[WORKING DATA]

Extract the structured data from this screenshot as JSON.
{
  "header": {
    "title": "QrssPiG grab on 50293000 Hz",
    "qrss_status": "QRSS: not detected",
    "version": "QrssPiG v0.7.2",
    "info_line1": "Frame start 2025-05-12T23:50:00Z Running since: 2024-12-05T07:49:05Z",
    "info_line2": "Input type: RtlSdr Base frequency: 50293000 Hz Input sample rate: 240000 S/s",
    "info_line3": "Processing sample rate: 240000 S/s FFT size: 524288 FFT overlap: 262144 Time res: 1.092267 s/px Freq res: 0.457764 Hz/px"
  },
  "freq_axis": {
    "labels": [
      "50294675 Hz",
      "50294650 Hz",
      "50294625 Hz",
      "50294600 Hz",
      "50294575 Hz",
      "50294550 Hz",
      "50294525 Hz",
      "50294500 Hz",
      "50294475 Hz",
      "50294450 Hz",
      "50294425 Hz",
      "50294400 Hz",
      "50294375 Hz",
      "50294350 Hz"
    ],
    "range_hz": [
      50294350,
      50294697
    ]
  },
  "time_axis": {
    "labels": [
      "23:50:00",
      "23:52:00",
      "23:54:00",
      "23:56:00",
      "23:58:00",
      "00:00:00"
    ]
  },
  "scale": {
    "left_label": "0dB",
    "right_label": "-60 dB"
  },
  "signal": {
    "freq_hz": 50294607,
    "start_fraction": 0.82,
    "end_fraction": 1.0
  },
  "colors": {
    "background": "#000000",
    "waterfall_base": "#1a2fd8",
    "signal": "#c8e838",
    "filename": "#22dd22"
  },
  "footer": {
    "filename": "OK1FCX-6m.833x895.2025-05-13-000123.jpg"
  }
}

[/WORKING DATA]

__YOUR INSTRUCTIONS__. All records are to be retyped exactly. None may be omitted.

__ANSWER TO THIS EXERCISE__.
Extract the structured data from this screenshot as JSON.
{
  "header": {
    "title": "QrssPiG grab on 50293000 Hz",
    "qrss_status": "QRSS: not detected",
    "version": "QrssPiG v0.7.2",
    "info_line1": "Frame start 2025-05-12T23:50:00Z Running since: 2024-12-05T07:49:05Z",
    "info_line2": "Input type: RtlSdr Base frequency: 50293000 Hz Input sample rate: 240000 S/s",
    "info_line3": "Processing sample rate: 240000 S/s FFT size: 524288 FFT overlap: 262144 Time res: 1.092267 s/px Freq res: 0.457764 Hz/px"
  },
  "freq_axis": {
    "labels": [
      "50294675 Hz",
      "50294650 Hz",
      "50294625 Hz",
      "50294600 Hz",
      "50294575 Hz",
      "50294550 Hz",
      "50294525 Hz",
      "50294500 Hz",
      "50294475 Hz",
      "50294450 Hz",
      "50294425 Hz",
      "50294400 Hz",
      "50294375 Hz",
      "50294350 Hz"
    ],
    "range_hz": [
      50294350,
      50294697
    ]
  },
  "time_axis": {
    "labels": [
      "23:50:00",
      "23:52:00",
      "23:54:00",
      "23:56:00",
      "23:58:00",
      "00:00:00"
    ]
  },
  "scale": {
    "left_label": "0dB",
    "right_label": "-60 dB"
  },
  "signal": {
    "freq_hz": 50294607,
    "start_fraction": 0.82,
    "end_fraction": 1.0
  },
  "colors": {
    "background": "#000000",
    "waterfall_base": "#1a2fd8",
    "signal": "#c8e838",
    "filename": "#22dd22"
  },
  "footer": {
    "filename": "OK1FCX-6m.833x895.2025-05-13-000123.jpg"
  }
}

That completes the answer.